▸ **Your goal**
Exact copy, no pictures: return all the records as they stand.

Segment Open

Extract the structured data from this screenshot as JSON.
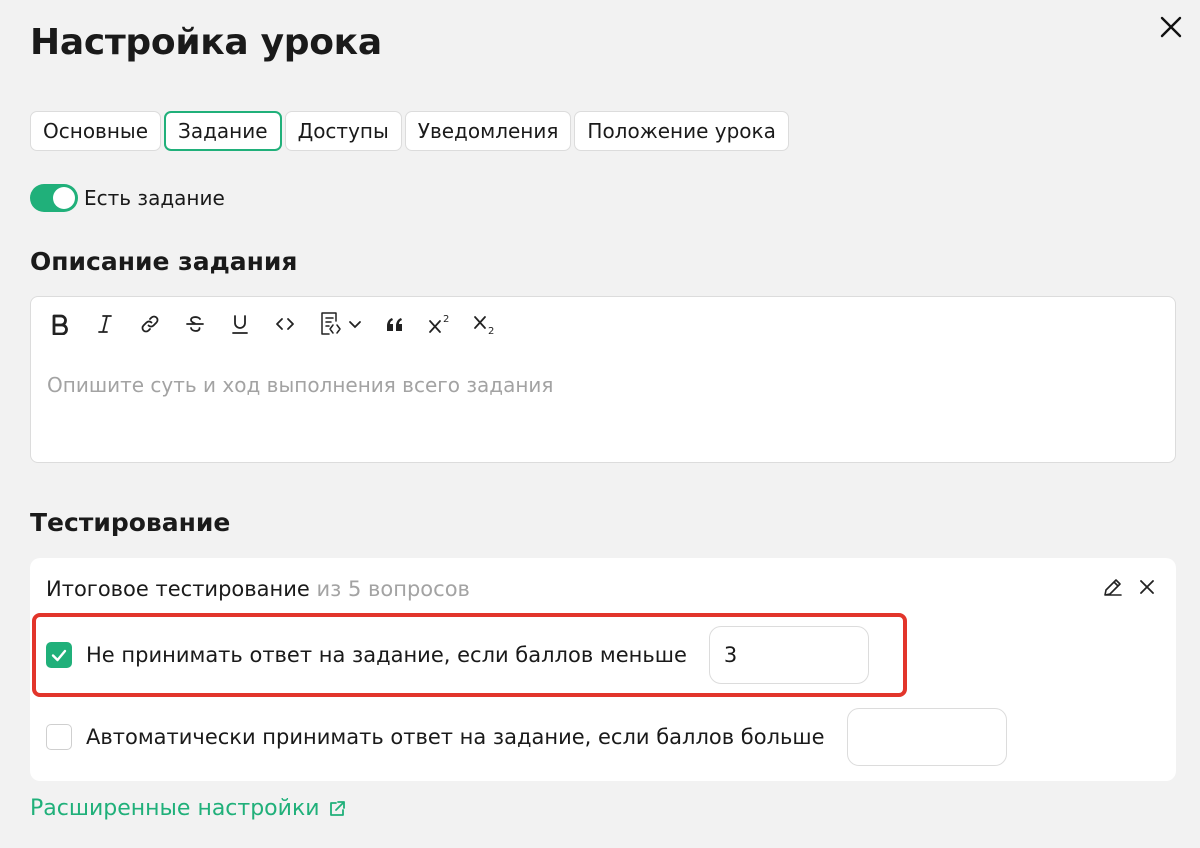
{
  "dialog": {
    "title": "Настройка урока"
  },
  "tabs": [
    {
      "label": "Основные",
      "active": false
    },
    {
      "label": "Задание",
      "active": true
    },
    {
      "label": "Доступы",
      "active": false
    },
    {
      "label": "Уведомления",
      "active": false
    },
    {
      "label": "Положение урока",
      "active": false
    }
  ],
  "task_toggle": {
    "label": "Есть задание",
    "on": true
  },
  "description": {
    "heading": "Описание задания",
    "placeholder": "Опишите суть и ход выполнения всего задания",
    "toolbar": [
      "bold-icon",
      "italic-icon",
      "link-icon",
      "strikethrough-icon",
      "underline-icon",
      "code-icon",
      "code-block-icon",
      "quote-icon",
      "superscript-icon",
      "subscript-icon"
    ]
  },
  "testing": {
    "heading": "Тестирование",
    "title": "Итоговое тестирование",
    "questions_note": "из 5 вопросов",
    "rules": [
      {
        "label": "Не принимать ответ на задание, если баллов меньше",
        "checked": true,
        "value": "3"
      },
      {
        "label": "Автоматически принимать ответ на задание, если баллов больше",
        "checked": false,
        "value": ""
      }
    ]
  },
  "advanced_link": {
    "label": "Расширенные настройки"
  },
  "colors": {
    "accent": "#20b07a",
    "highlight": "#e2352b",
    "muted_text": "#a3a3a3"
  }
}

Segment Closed

▸ **Response**
Extract the structured data from this screenshot as JSON.
{
  "dialog": {
    "title": "Настройка урока"
  },
  "tabs": [
    {
      "label": "Основные",
      "active": false
    },
    {
      "label": "Задание",
      "active": true
    },
    {
      "label": "Доступы",
      "active": false
    },
    {
      "label": "Уведомления",
      "active": false
    },
    {
      "label": "Положение урока",
      "active": false
    }
  ],
  "task_toggle": {
    "label": "Есть задание",
    "on": true
  },
  "description": {
    "heading": "Описание задания",
    "placeholder": "Опишите суть и ход выполнения всего задания",
    "toolbar": [
      "bold-icon",
      "italic-icon",
      "link-icon",
      "strikethrough-icon",
      "underline-icon",
      "code-icon",
      "code-block-icon",
      "quote-icon",
      "superscript-icon",
      "subscript-icon"
    ]
  },
  "testing": {
    "heading": "Тестирование",
    "title": "Итоговое тестирование",
    "questions_note": "из 5 вопросов",
    "rules": [
      {
        "label": "Не принимать ответ на задание, если баллов меньше",
        "checked": true,
        "value": "3"
      },
      {
        "label": "Автоматически принимать ответ на задание, если баллов больше",
        "checked": false,
        "value": ""
      }
    ]
  },
  "advanced_link": {
    "label": "Расширенные настройки"
  },
  "colors": {
    "accent": "#20b07a",
    "highlight": "#e2352b",
    "muted_text": "#a3a3a3"
  }
}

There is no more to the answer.